* [TASK]:
Quote every line below exactly and skip any picture.

* [RECORDS SHOWN]:
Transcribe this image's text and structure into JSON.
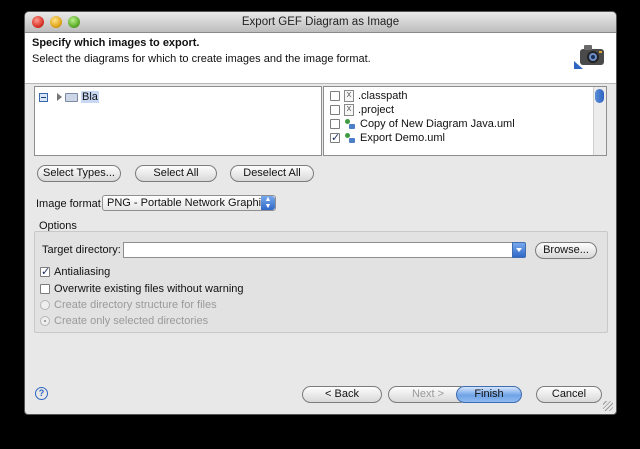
{
  "window": {
    "title": "Export GEF Diagram as Image"
  },
  "banner": {
    "title": "Specify which images to export.",
    "description": "Select the diagrams for which to create images and the image format.",
    "icon": "camera-icon"
  },
  "tree": {
    "items": [
      {
        "label": "Bla",
        "expanded": false,
        "selected": true,
        "icon": "folder-icon"
      }
    ]
  },
  "file_list": {
    "items": [
      {
        "label": ".classpath",
        "checked": false,
        "icon": "file-icon"
      },
      {
        "label": ".project",
        "checked": false,
        "icon": "file-icon"
      },
      {
        "label": "Copy of New Diagram Java.uml",
        "checked": false,
        "icon": "uml-icon"
      },
      {
        "label": "Export Demo.uml",
        "checked": true,
        "icon": "uml-icon"
      }
    ]
  },
  "selection_buttons": {
    "select_types": "Select Types...",
    "select_all": "Select All",
    "deselect_all": "Deselect All"
  },
  "image_format": {
    "label": "Image format",
    "value": "PNG - Portable Network Graphics"
  },
  "options": {
    "label": "Options",
    "target_directory_label": "Target directory:",
    "target_directory_value": "",
    "browse": "Browse...",
    "antialiasing": {
      "label": "Antialiasing",
      "checked": true
    },
    "overwrite": {
      "label": "Overwrite existing files without warning",
      "checked": false
    },
    "create_structure": {
      "label": "Create directory structure for files",
      "selected": false,
      "enabled": false
    },
    "create_selected": {
      "label": "Create only selected directories",
      "selected": true,
      "enabled": false
    }
  },
  "footer": {
    "help_icon": "?",
    "back": "< Back",
    "next": "Next >",
    "finish": "Finish",
    "cancel": "Cancel"
  },
  "colors": {
    "accent": "#3f6db0",
    "window_bg": "#e8e8e8"
  }
}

* [TASK OUTPUT]:
Transcribe this image's text and structure into JSON.
{
  "window": {
    "title": "Export GEF Diagram as Image"
  },
  "banner": {
    "title": "Specify which images to export.",
    "description": "Select the diagrams for which to create images and the image format.",
    "icon": "camera-icon"
  },
  "tree": {
    "items": [
      {
        "label": "Bla",
        "expanded": false,
        "selected": true,
        "icon": "folder-icon"
      }
    ]
  },
  "file_list": {
    "items": [
      {
        "label": ".classpath",
        "checked": false,
        "icon": "file-icon"
      },
      {
        "label": ".project",
        "checked": false,
        "icon": "file-icon"
      },
      {
        "label": "Copy of New Diagram Java.uml",
        "checked": false,
        "icon": "uml-icon"
      },
      {
        "label": "Export Demo.uml",
        "checked": true,
        "icon": "uml-icon"
      }
    ]
  },
  "selection_buttons": {
    "select_types": "Select Types...",
    "select_all": "Select All",
    "deselect_all": "Deselect All"
  },
  "image_format": {
    "label": "Image format",
    "value": "PNG - Portable Network Graphics"
  },
  "options": {
    "label": "Options",
    "target_directory_label": "Target directory:",
    "target_directory_value": "",
    "browse": "Browse...",
    "antialiasing": {
      "label": "Antialiasing",
      "checked": true
    },
    "overwrite": {
      "label": "Overwrite existing files without warning",
      "checked": false
    },
    "create_structure": {
      "label": "Create directory structure for files",
      "selected": false,
      "enabled": false
    },
    "create_selected": {
      "label": "Create only selected directories",
      "selected": true,
      "enabled": false
    }
  },
  "footer": {
    "help_icon": "?",
    "back": "< Back",
    "next": "Next >",
    "finish": "Finish",
    "cancel": "Cancel"
  },
  "colors": {
    "accent": "#3f6db0",
    "window_bg": "#e8e8e8"
  }
}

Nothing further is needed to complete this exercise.